There’s a mix bag of interesting and obvious in this years ‘State of the Industry’ report.

While many publications have focused articles in recent years about the number of store closings, not surprisingly the data shows there’s significantly more happening than simply whose staying open.

A few key take aways from the report show while competitive pricing pressures continued to weigh down many Christian stores who saw an overall sales decline of 3.6% in 2017 over 2016. That number is lower than the 6 percent decline in receipt counts. The discrepancy in receipts to sales is largely attributed to retailers being able to serve and sell customers when they did come into the store.

Some experts believe the personal one on one sales help, will be one of the defining factors in helping stores rebound. A greater emphasis on personal service and a more custom shopping experience is being attributed as a major reason why the bigger book stores  are struggling.  Nationwide, bookstore sales declined about 3 percent, from $11.7 billion to $10.7 billion, according to Census Bureau reports.

Total 2017 retail sales however,(excluding motor vehicle and parts dealers) inched up about 2 percent compared to 2016, according to the Census Bureau.

Overall the numbers continue to reflect business models that are not leveraging online sales and have antiquated business models. And not surprising Family Christian bankruptcy is still effecting numbers, but…. And it’s an important qualifier.

25 percent of those responding to the study reported an increase in sales with another 7  percent reporting flat sales.

With a greater focus by consumers on convenience and values, Christian Retail is uniquely positioned for a turn around.

While most stores still have a limited focus for online sales, those stores promoting products on social media platforms are driving more sales online and are taking advantage of technology to build community awareness.
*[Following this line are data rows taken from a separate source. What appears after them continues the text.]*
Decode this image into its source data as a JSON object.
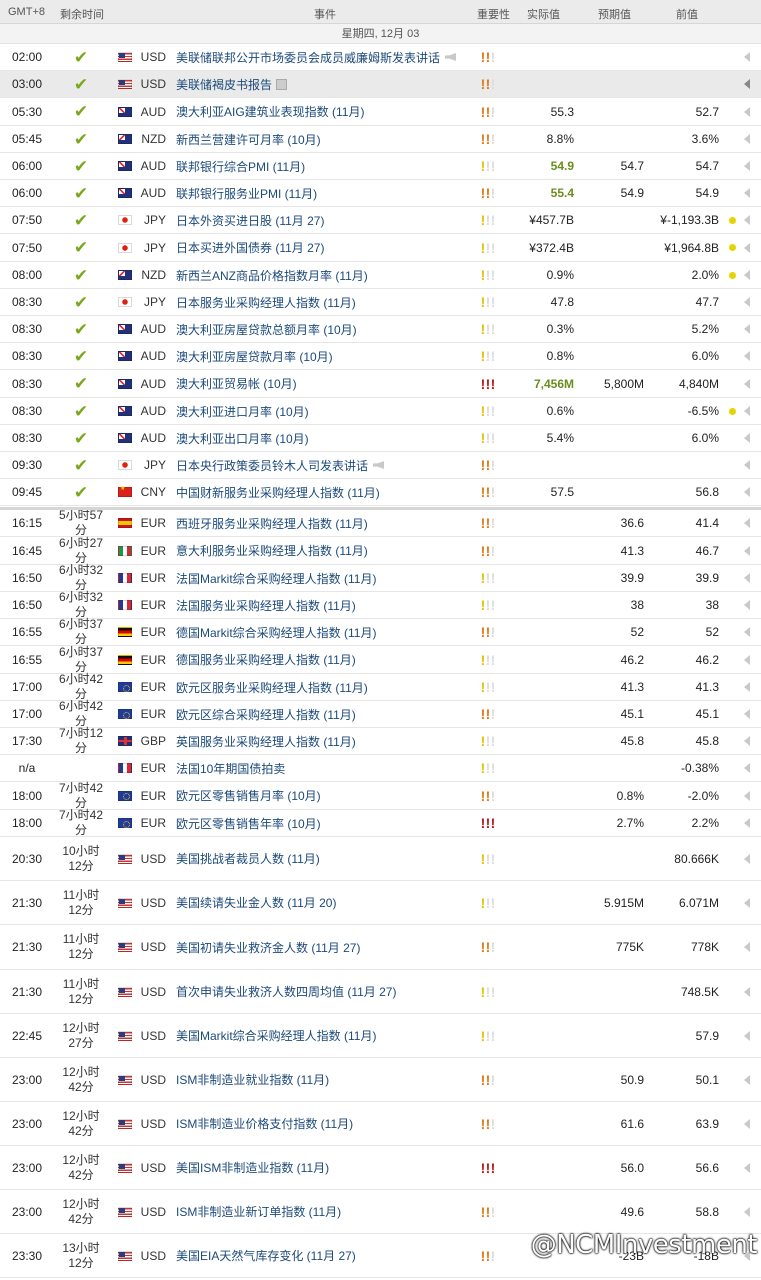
{
  "header": {
    "tz": "GMT+8",
    "remaining": "剩余时间",
    "event": "事件",
    "importance": "重要性",
    "actual": "实际值",
    "forecast": "预期值",
    "previous": "前值"
  },
  "day_label": "星期四, 12月 03",
  "watermark": "@NCMInvestment",
  "rows": [
    {
      "time": "02:00",
      "rem": "✔",
      "flag": "us",
      "cur": "USD",
      "event": "美联储联邦公开市场委员会成员威廉姆斯发表讲话",
      "icon": "speaker",
      "imp": "md",
      "act": "",
      "fc": "",
      "prev": "",
      "dot": false
    },
    {
      "time": "03:00",
      "rem": "✔",
      "flag": "us",
      "cur": "USD",
      "event": "美联储褐皮书报告",
      "icon": "doc",
      "imp": "md",
      "act": "",
      "fc": "",
      "prev": "",
      "dot": false,
      "hl": true
    },
    {
      "time": "05:30",
      "rem": "✔",
      "flag": "au",
      "cur": "AUD",
      "event": "澳大利亚AIG建筑业表现指数 (11月)",
      "imp": "md",
      "act": "55.3",
      "fc": "",
      "prev": "52.7",
      "dot": false
    },
    {
      "time": "05:45",
      "rem": "✔",
      "flag": "nz",
      "cur": "NZD",
      "event": "新西兰营建许可月率 (10月)",
      "imp": "md",
      "act": "8.8%",
      "fc": "",
      "prev": "3.6%",
      "dot": false
    },
    {
      "time": "06:00",
      "rem": "✔",
      "flag": "au",
      "cur": "AUD",
      "event": "联邦银行综合PMI (11月)",
      "imp": "lo",
      "act": "54.9",
      "good": true,
      "fc": "54.7",
      "prev": "54.7",
      "dot": false
    },
    {
      "time": "06:00",
      "rem": "✔",
      "flag": "au",
      "cur": "AUD",
      "event": "联邦银行服务业PMI (11月)",
      "imp": "md",
      "act": "55.4",
      "good": true,
      "fc": "54.9",
      "prev": "54.9",
      "dot": false
    },
    {
      "time": "07:50",
      "rem": "✔",
      "flag": "jp",
      "cur": "JPY",
      "event": "日本外资买进日股 (11月 27)",
      "imp": "lo",
      "act": "¥457.7B",
      "fc": "",
      "prev": "¥-1,193.3B",
      "dot": true
    },
    {
      "time": "07:50",
      "rem": "✔",
      "flag": "jp",
      "cur": "JPY",
      "event": "日本买进外国债券 (11月 27)",
      "imp": "lo",
      "act": "¥372.4B",
      "fc": "",
      "prev": "¥1,964.8B",
      "dot": true
    },
    {
      "time": "08:00",
      "rem": "✔",
      "flag": "nz",
      "cur": "NZD",
      "event": "新西兰ANZ商品价格指数月率 (11月)",
      "imp": "lo",
      "act": "0.9%",
      "fc": "",
      "prev": "2.0%",
      "dot": true
    },
    {
      "time": "08:30",
      "rem": "✔",
      "flag": "jp",
      "cur": "JPY",
      "event": "日本服务业采购经理人指数 (11月)",
      "imp": "lo",
      "act": "47.8",
      "fc": "",
      "prev": "47.7",
      "dot": false
    },
    {
      "time": "08:30",
      "rem": "✔",
      "flag": "au",
      "cur": "AUD",
      "event": "澳大利亚房屋贷款总额月率 (10月)",
      "imp": "lo",
      "act": "0.3%",
      "fc": "",
      "prev": "5.2%",
      "dot": false
    },
    {
      "time": "08:30",
      "rem": "✔",
      "flag": "au",
      "cur": "AUD",
      "event": "澳大利亚房屋贷款月率 (10月)",
      "imp": "lo",
      "act": "0.8%",
      "fc": "",
      "prev": "6.0%",
      "dot": false
    },
    {
      "time": "08:30",
      "rem": "✔",
      "flag": "au",
      "cur": "AUD",
      "event": "澳大利亚贸易帐 (10月)",
      "imp": "hi",
      "act": "7,456M",
      "good": true,
      "fc": "5,800M",
      "prev": "4,840M",
      "dot": false
    },
    {
      "time": "08:30",
      "rem": "✔",
      "flag": "au",
      "cur": "AUD",
      "event": "澳大利亚进口月率 (10月)",
      "imp": "lo",
      "act": "0.6%",
      "fc": "",
      "prev": "-6.5%",
      "dot": true
    },
    {
      "time": "08:30",
      "rem": "✔",
      "flag": "au",
      "cur": "AUD",
      "event": "澳大利亚出口月率 (10月)",
      "imp": "lo",
      "act": "5.4%",
      "fc": "",
      "prev": "6.0%",
      "dot": false
    },
    {
      "time": "09:30",
      "rem": "✔",
      "flag": "jp",
      "cur": "JPY",
      "event": "日本央行政策委员铃木人司发表讲话",
      "icon": "speaker",
      "imp": "md",
      "act": "",
      "fc": "",
      "prev": "",
      "dot": false
    },
    {
      "time": "09:45",
      "rem": "✔",
      "flag": "cn",
      "cur": "CNY",
      "event": "中国财新服务业采购经理人指数 (11月)",
      "imp": "md",
      "act": "57.5",
      "fc": "",
      "prev": "56.8",
      "dot": false
    },
    {
      "time": "16:15",
      "rem": "5小时57分",
      "flag": "es",
      "cur": "EUR",
      "event": "西班牙服务业采购经理人指数 (11月)",
      "imp": "md",
      "act": "",
      "fc": "36.6",
      "prev": "41.4",
      "dot": false
    },
    {
      "time": "16:45",
      "rem": "6小时27分",
      "flag": "it",
      "cur": "EUR",
      "event": "意大利服务业采购经理人指数 (11月)",
      "imp": "md",
      "act": "",
      "fc": "41.3",
      "prev": "46.7",
      "dot": false
    },
    {
      "time": "16:50",
      "rem": "6小时32分",
      "flag": "fr",
      "cur": "EUR",
      "event": "法国Markit综合采购经理人指数 (11月)",
      "imp": "lo",
      "act": "",
      "fc": "39.9",
      "prev": "39.9",
      "dot": false
    },
    {
      "time": "16:50",
      "rem": "6小时32分",
      "flag": "fr",
      "cur": "EUR",
      "event": "法国服务业采购经理人指数 (11月)",
      "imp": "lo",
      "act": "",
      "fc": "38",
      "prev": "38",
      "dot": false
    },
    {
      "time": "16:55",
      "rem": "6小时37分",
      "flag": "de",
      "cur": "EUR",
      "event": "德国Markit综合采购经理人指数 (11月)",
      "imp": "md",
      "act": "",
      "fc": "52",
      "prev": "52",
      "dot": false
    },
    {
      "time": "16:55",
      "rem": "6小时37分",
      "flag": "de",
      "cur": "EUR",
      "event": "德国服务业采购经理人指数 (11月)",
      "imp": "lo",
      "act": "",
      "fc": "46.2",
      "prev": "46.2",
      "dot": false
    },
    {
      "time": "17:00",
      "rem": "6小时42分",
      "flag": "eu",
      "cur": "EUR",
      "event": "欧元区服务业采购经理人指数 (11月)",
      "imp": "lo",
      "act": "",
      "fc": "41.3",
      "prev": "41.3",
      "dot": false
    },
    {
      "time": "17:00",
      "rem": "6小时42分",
      "flag": "eu",
      "cur": "EUR",
      "event": "欧元区综合采购经理人指数 (11月)",
      "imp": "md",
      "act": "",
      "fc": "45.1",
      "prev": "45.1",
      "dot": false
    },
    {
      "time": "17:30",
      "rem": "7小时12分",
      "flag": "gb",
      "cur": "GBP",
      "event": "英国服务业采购经理人指数 (11月)",
      "imp": "lo",
      "act": "",
      "fc": "45.8",
      "prev": "45.8",
      "dot": false
    },
    {
      "time": "n/a",
      "rem": "",
      "flag": "fr",
      "cur": "EUR",
      "event": "法国10年期国债拍卖",
      "imp": "lo",
      "act": "",
      "fc": "",
      "prev": "-0.38%",
      "dot": false
    },
    {
      "time": "18:00",
      "rem": "7小时42分",
      "flag": "eu",
      "cur": "EUR",
      "event": "欧元区零售销售月率 (10月)",
      "imp": "md",
      "act": "",
      "fc": "0.8%",
      "prev": "-2.0%",
      "dot": false
    },
    {
      "time": "18:00",
      "rem": "7小时42分",
      "flag": "eu",
      "cur": "EUR",
      "event": "欧元区零售销售年率 (10月)",
      "imp": "hi",
      "act": "",
      "fc": "2.7%",
      "prev": "2.2%",
      "dot": false
    },
    {
      "time": "20:30",
      "rem": "10小时12分",
      "flag": "us",
      "cur": "USD",
      "event": "美国挑战者裁员人数 (11月)",
      "imp": "lo",
      "act": "",
      "fc": "",
      "prev": "80.666K",
      "dot": false
    },
    {
      "time": "21:30",
      "rem": "11小时12分",
      "flag": "us",
      "cur": "USD",
      "event": "美国续请失业金人数 (11月 20)",
      "imp": "lo",
      "act": "",
      "fc": "5.915M",
      "prev": "6.071M",
      "dot": false
    },
    {
      "time": "21:30",
      "rem": "11小时12分",
      "flag": "us",
      "cur": "USD",
      "event": "美国初请失业救济金人数 (11月 27)",
      "imp": "md",
      "act": "",
      "fc": "775K",
      "prev": "778K",
      "dot": false
    },
    {
      "time": "21:30",
      "rem": "11小时12分",
      "flag": "us",
      "cur": "USD",
      "event": "首次申请失业救济人数四周均值 (11月 27)",
      "imp": "lo",
      "act": "",
      "fc": "",
      "prev": "748.5K",
      "dot": false
    },
    {
      "time": "22:45",
      "rem": "12小时27分",
      "flag": "us",
      "cur": "USD",
      "event": "美国Markit综合采购经理人指数 (11月)",
      "imp": "lo",
      "act": "",
      "fc": "",
      "prev": "57.9",
      "dot": false
    },
    {
      "time": "23:00",
      "rem": "12小时42分",
      "flag": "us",
      "cur": "USD",
      "event": "ISM非制造业就业指数 (11月)",
      "imp": "md",
      "act": "",
      "fc": "50.9",
      "prev": "50.1",
      "dot": false
    },
    {
      "time": "23:00",
      "rem": "12小时42分",
      "flag": "us",
      "cur": "USD",
      "event": "ISM非制造业价格支付指数 (11月)",
      "imp": "md",
      "act": "",
      "fc": "61.6",
      "prev": "63.9",
      "dot": false
    },
    {
      "time": "23:00",
      "rem": "12小时42分",
      "flag": "us",
      "cur": "USD",
      "event": "美国ISM非制造业指数 (11月)",
      "imp": "hi",
      "act": "",
      "fc": "56.0",
      "prev": "56.6",
      "dot": false
    },
    {
      "time": "23:00",
      "rem": "12小时42分",
      "flag": "us",
      "cur": "USD",
      "event": "ISM非制造业新订单指数 (11月)",
      "imp": "md",
      "act": "",
      "fc": "49.6",
      "prev": "58.8",
      "dot": false
    },
    {
      "time": "23:30",
      "rem": "13小时12分",
      "flag": "us",
      "cur": "USD",
      "event": "美国EIA天然气库存变化 (11月 27)",
      "imp": "md",
      "act": "",
      "fc": "-23B",
      "prev": "-18B",
      "dot": false
    }
  ]
}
The Data also concludes that consumers aren’t just focused on competitive pricing, but the C.A.E. effect – convenience, access and experience.